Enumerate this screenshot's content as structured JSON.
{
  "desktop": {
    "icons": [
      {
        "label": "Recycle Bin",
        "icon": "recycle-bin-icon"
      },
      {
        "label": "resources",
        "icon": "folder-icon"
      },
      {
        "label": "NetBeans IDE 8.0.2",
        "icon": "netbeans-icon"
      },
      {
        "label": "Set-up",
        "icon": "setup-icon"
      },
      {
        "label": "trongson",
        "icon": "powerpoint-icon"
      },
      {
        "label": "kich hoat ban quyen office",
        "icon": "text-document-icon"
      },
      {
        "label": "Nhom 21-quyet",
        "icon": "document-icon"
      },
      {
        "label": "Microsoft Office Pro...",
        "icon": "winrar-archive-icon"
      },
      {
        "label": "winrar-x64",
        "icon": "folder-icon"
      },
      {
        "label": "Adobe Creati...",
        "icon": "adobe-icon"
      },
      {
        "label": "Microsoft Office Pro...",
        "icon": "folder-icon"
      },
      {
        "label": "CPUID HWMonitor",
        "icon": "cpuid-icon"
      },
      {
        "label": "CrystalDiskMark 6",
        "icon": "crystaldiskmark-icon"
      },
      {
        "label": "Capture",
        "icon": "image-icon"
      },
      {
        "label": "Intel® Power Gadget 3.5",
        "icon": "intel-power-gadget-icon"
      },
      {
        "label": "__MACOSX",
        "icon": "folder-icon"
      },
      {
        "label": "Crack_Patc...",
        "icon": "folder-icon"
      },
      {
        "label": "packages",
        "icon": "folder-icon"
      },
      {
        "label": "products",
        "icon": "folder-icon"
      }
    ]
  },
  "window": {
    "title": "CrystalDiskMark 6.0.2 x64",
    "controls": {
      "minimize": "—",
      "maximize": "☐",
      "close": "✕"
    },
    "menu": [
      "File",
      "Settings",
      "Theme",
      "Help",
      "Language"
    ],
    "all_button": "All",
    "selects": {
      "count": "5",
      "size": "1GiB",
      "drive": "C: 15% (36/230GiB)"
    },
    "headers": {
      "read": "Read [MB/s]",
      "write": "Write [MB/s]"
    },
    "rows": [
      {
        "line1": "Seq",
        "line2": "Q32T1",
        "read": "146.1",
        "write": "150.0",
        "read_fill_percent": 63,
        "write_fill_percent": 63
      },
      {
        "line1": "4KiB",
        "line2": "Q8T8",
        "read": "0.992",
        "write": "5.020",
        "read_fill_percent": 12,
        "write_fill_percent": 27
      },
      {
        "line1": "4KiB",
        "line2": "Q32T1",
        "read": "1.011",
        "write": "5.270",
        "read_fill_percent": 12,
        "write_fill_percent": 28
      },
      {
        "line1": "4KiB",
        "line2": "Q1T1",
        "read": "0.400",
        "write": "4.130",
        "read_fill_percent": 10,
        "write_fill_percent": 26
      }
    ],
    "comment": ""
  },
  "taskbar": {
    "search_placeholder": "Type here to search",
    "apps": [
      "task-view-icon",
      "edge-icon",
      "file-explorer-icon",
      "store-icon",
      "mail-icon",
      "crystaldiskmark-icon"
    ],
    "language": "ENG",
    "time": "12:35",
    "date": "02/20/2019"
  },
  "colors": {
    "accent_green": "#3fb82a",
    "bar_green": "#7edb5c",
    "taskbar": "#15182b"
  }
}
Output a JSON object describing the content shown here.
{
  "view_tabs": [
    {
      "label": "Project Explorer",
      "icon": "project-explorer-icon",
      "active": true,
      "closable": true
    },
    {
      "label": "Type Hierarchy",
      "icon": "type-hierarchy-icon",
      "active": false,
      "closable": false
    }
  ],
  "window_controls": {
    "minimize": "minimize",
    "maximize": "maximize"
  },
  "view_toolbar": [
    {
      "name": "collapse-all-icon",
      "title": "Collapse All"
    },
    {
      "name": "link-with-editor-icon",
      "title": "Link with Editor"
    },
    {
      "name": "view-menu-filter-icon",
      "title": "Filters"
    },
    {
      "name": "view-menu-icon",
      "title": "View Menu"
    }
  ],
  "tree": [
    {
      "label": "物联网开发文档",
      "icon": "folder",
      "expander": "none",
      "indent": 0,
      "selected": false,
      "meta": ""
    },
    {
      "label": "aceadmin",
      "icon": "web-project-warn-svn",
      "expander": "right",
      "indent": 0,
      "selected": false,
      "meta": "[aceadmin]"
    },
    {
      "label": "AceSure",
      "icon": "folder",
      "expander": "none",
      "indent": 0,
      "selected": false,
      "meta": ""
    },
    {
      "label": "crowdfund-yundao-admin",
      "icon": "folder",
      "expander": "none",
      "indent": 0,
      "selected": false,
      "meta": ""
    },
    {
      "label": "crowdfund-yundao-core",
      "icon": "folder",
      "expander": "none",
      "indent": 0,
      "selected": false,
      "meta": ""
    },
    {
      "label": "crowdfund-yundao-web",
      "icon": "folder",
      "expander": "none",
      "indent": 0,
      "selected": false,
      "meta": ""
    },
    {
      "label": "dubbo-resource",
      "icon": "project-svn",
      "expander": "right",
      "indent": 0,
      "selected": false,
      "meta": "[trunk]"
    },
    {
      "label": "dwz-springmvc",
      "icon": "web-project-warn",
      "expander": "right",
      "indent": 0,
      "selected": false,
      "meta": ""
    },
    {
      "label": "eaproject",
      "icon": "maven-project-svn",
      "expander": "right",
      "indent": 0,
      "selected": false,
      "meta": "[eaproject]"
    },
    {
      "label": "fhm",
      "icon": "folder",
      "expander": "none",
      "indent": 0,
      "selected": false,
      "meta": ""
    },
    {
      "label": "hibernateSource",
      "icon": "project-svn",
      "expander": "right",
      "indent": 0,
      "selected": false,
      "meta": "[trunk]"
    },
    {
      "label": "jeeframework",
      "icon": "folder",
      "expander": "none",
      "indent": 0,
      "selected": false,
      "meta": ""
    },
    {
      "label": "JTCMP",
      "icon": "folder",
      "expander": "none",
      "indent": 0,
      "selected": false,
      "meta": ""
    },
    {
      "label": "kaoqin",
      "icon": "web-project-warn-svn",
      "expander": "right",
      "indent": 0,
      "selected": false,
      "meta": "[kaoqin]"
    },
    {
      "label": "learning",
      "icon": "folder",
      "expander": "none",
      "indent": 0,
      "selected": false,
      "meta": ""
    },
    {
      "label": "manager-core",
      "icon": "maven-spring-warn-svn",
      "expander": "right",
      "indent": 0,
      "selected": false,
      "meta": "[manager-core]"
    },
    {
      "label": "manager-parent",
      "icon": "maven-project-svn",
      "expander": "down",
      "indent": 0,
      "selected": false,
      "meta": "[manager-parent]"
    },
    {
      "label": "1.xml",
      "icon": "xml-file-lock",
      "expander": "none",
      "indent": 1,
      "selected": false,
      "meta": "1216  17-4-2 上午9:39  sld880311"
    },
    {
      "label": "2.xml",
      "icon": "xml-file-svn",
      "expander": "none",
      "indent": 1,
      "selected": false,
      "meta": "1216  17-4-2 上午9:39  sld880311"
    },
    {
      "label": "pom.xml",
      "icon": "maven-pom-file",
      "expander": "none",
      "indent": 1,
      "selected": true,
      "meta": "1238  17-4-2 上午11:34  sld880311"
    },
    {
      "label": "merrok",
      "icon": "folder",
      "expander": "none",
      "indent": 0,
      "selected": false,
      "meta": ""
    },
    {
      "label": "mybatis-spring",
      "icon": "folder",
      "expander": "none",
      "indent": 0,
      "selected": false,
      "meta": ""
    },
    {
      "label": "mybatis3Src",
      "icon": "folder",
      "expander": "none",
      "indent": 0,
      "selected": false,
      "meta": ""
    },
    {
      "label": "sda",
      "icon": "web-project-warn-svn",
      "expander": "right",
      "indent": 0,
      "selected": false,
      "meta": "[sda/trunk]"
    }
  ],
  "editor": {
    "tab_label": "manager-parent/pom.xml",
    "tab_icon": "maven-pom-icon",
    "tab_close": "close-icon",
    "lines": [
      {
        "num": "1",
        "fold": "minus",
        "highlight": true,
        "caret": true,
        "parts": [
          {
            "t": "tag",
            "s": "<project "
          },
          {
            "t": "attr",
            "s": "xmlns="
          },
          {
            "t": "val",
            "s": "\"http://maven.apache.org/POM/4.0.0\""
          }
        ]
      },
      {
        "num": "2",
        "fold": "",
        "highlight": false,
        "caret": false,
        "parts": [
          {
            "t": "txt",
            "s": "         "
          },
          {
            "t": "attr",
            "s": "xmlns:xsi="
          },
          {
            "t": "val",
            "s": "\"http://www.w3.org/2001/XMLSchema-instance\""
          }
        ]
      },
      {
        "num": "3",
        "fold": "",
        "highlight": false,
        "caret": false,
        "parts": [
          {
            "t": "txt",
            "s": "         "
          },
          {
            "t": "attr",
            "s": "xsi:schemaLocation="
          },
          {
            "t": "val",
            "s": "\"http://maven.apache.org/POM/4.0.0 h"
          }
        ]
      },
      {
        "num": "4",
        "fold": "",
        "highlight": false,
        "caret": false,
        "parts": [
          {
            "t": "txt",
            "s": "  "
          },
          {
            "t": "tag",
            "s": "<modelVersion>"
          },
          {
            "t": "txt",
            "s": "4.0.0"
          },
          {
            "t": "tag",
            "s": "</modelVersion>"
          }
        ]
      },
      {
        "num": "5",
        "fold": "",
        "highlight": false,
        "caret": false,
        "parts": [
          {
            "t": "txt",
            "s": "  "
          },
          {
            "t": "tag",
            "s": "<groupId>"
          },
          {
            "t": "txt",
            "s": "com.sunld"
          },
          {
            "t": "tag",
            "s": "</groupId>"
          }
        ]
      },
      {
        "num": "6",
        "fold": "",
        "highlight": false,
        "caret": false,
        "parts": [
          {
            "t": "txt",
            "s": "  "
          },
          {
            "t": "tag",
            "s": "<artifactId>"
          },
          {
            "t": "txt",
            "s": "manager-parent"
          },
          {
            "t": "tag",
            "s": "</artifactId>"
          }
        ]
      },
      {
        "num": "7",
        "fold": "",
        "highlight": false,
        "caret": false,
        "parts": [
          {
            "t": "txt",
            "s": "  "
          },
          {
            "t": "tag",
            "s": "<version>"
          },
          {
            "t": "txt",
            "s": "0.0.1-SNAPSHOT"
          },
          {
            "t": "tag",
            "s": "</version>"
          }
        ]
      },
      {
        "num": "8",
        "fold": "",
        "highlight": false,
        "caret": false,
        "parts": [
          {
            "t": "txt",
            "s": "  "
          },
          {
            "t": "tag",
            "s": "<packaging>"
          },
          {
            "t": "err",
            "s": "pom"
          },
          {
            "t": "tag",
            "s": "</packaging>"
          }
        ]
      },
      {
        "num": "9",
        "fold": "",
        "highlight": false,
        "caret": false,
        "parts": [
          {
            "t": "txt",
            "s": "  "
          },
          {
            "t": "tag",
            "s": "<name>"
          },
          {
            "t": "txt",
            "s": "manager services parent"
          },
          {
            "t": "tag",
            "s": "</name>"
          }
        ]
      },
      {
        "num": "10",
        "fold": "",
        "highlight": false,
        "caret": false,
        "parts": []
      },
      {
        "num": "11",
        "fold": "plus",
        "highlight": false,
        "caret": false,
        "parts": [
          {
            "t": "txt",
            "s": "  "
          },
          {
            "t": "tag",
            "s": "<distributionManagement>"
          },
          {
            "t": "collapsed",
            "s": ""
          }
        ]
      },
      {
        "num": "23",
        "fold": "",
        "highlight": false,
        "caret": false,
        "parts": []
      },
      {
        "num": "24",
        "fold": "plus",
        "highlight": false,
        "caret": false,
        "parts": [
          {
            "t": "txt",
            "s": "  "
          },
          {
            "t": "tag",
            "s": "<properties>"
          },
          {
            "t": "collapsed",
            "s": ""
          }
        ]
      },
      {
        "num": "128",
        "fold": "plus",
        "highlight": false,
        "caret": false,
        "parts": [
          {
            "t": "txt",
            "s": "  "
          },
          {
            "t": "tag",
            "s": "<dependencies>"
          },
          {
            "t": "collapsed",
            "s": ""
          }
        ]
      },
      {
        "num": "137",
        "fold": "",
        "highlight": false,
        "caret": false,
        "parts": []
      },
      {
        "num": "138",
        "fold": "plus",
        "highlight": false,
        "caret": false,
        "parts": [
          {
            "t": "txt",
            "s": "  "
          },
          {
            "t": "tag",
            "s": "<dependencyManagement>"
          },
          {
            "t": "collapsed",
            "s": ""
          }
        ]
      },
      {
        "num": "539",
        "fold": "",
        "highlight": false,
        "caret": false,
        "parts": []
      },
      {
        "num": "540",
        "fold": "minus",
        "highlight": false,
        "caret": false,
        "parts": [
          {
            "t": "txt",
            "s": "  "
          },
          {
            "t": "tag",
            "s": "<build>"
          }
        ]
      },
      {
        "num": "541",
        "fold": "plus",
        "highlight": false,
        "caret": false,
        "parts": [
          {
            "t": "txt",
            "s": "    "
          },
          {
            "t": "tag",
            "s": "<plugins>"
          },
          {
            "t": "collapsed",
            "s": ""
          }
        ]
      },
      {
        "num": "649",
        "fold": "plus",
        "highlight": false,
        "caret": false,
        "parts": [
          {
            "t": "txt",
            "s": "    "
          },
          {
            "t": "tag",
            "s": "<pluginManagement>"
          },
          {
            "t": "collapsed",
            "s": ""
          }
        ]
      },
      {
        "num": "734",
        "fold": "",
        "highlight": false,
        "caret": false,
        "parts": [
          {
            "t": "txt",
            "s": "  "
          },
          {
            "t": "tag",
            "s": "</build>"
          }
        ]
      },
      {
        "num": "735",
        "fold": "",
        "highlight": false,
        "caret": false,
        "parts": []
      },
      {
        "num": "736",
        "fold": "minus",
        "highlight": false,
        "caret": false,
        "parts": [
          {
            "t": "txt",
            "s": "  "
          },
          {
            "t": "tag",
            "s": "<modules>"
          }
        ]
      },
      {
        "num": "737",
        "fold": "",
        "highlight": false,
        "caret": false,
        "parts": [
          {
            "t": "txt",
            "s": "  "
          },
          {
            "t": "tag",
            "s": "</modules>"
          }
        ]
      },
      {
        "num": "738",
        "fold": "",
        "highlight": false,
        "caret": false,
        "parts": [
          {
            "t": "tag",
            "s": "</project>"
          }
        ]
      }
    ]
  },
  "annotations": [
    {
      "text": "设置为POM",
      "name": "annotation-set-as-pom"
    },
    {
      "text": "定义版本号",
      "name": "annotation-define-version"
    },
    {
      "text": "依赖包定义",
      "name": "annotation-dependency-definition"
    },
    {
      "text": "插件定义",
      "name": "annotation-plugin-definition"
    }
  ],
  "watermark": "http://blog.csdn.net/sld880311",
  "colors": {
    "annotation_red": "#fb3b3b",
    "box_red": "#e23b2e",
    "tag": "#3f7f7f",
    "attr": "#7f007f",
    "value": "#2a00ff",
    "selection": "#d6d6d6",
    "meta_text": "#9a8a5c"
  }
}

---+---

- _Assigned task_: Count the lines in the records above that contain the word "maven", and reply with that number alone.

- _Output for this task_: 7